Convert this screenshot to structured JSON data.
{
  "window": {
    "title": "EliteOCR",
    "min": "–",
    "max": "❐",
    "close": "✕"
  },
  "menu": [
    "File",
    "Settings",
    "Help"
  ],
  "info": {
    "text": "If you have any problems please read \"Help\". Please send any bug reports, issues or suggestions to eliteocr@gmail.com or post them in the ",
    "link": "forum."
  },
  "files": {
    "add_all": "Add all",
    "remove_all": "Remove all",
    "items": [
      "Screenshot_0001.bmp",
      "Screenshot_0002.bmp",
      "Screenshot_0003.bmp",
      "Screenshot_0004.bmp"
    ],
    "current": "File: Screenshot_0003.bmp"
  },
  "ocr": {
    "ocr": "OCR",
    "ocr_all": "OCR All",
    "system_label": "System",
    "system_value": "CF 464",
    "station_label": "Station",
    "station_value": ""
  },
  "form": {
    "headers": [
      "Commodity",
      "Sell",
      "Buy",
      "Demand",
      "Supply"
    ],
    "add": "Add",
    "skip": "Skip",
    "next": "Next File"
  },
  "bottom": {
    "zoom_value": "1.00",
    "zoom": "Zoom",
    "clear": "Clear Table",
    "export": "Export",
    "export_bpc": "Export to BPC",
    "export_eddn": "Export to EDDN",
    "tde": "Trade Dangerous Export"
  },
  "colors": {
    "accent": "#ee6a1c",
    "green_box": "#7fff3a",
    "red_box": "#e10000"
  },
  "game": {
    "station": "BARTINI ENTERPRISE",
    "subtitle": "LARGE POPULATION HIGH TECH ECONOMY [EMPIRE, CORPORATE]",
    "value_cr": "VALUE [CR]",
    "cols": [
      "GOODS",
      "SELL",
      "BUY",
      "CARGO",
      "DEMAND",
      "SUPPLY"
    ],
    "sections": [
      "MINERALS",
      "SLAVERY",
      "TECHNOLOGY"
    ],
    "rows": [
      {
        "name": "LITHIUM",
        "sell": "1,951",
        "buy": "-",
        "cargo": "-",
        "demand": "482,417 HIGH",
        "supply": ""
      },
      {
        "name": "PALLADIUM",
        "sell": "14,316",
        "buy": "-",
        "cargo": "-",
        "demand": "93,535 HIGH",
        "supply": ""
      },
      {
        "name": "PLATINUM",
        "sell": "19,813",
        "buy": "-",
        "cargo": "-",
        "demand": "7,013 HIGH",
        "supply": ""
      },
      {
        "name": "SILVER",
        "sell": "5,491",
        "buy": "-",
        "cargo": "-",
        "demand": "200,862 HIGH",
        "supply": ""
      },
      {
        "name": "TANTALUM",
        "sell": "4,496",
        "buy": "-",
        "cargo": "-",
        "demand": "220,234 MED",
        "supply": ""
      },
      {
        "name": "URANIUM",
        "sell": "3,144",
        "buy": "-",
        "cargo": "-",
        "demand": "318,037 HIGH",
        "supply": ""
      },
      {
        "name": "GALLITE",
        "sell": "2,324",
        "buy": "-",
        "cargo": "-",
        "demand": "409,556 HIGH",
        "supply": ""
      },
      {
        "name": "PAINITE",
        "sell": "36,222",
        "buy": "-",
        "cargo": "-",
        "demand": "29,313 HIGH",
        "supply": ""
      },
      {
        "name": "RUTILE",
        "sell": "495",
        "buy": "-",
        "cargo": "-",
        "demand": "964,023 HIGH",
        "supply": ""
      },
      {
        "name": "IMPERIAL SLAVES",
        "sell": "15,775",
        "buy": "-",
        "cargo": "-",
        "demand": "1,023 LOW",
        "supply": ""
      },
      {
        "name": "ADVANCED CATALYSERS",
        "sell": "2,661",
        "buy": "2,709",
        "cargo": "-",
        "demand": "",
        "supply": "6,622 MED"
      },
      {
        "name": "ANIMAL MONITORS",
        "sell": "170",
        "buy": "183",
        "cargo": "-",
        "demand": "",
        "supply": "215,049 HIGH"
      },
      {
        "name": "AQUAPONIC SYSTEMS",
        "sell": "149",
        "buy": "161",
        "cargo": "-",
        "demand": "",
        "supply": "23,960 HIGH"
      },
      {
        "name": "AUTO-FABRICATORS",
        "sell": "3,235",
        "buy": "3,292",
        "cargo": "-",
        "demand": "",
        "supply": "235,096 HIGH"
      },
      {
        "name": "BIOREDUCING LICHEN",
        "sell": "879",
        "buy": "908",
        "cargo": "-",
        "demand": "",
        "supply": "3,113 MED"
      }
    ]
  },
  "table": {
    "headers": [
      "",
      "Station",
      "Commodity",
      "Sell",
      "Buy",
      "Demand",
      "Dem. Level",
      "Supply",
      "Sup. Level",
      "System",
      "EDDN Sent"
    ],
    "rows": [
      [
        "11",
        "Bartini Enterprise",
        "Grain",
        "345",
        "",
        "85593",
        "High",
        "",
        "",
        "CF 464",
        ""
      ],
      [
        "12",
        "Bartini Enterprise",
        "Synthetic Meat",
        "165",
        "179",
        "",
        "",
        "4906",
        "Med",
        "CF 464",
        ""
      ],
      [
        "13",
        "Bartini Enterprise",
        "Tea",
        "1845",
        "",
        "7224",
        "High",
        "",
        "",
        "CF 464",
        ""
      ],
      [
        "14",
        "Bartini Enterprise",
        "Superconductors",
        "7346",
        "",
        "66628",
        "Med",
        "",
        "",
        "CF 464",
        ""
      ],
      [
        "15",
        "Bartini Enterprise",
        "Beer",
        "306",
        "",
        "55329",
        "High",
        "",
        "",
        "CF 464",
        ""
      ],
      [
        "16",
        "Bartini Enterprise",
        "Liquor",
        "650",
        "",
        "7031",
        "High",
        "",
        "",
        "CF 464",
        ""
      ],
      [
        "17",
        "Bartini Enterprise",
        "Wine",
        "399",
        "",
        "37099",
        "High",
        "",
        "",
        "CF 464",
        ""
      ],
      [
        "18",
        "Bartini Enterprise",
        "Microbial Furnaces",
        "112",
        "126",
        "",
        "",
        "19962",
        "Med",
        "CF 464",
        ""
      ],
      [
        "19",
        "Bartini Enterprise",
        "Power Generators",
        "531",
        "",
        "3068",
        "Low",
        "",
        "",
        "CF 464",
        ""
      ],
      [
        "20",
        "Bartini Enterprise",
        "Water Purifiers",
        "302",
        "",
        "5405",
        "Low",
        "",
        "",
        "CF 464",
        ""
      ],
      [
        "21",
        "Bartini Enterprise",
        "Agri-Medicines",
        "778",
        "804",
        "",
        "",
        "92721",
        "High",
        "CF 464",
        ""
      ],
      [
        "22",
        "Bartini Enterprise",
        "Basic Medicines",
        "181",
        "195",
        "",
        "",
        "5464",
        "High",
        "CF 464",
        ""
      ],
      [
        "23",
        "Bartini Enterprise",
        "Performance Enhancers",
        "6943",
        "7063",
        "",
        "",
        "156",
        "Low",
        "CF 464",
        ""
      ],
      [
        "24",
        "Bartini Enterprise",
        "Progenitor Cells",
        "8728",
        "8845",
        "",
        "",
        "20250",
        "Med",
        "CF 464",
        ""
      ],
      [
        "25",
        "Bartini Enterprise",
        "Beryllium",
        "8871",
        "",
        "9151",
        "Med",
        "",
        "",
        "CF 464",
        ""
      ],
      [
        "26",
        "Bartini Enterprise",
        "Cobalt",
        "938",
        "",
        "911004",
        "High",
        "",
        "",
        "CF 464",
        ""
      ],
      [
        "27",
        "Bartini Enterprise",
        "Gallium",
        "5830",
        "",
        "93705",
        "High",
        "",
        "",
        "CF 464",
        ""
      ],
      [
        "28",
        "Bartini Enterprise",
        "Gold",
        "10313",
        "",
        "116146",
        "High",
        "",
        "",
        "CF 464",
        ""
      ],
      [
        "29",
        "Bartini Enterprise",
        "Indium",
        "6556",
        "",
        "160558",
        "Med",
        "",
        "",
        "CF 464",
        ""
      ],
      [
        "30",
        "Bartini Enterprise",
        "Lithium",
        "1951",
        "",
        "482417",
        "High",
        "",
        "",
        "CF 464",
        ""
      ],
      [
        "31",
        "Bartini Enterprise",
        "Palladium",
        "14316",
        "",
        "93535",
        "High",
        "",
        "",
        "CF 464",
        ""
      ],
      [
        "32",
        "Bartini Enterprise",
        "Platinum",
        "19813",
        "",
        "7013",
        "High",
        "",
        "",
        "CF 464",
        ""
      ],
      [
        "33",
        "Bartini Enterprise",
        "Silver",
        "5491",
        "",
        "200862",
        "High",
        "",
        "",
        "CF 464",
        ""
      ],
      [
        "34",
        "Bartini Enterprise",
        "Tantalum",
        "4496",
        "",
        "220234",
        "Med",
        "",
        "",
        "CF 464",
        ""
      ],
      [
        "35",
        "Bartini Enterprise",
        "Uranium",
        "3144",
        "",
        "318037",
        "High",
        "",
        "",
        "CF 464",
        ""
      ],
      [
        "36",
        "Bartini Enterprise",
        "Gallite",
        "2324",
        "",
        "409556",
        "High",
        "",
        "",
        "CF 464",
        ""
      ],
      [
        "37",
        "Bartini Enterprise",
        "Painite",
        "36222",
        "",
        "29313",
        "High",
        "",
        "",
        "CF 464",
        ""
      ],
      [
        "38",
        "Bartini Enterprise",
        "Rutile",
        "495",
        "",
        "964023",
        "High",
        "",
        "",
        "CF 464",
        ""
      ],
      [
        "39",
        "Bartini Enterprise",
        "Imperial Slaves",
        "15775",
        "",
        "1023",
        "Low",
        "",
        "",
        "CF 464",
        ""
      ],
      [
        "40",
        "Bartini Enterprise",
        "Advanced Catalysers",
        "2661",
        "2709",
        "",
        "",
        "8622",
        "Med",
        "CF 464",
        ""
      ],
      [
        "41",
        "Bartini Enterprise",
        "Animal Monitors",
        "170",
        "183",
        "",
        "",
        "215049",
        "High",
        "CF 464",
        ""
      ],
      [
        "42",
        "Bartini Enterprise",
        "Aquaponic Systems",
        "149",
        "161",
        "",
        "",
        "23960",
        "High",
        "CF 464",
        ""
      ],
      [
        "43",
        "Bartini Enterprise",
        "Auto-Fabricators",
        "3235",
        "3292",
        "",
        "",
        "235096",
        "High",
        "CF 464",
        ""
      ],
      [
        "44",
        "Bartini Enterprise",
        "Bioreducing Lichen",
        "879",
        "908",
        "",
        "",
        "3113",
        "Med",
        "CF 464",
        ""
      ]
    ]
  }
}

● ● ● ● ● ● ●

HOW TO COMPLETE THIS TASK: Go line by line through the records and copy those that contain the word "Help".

TASK OUTPUT:
    "Help"
    "text": "If you have any problems please read \"Help\". Please send any bug reports, issues or suggestions to eliteocr@gmail.com or post them in the ",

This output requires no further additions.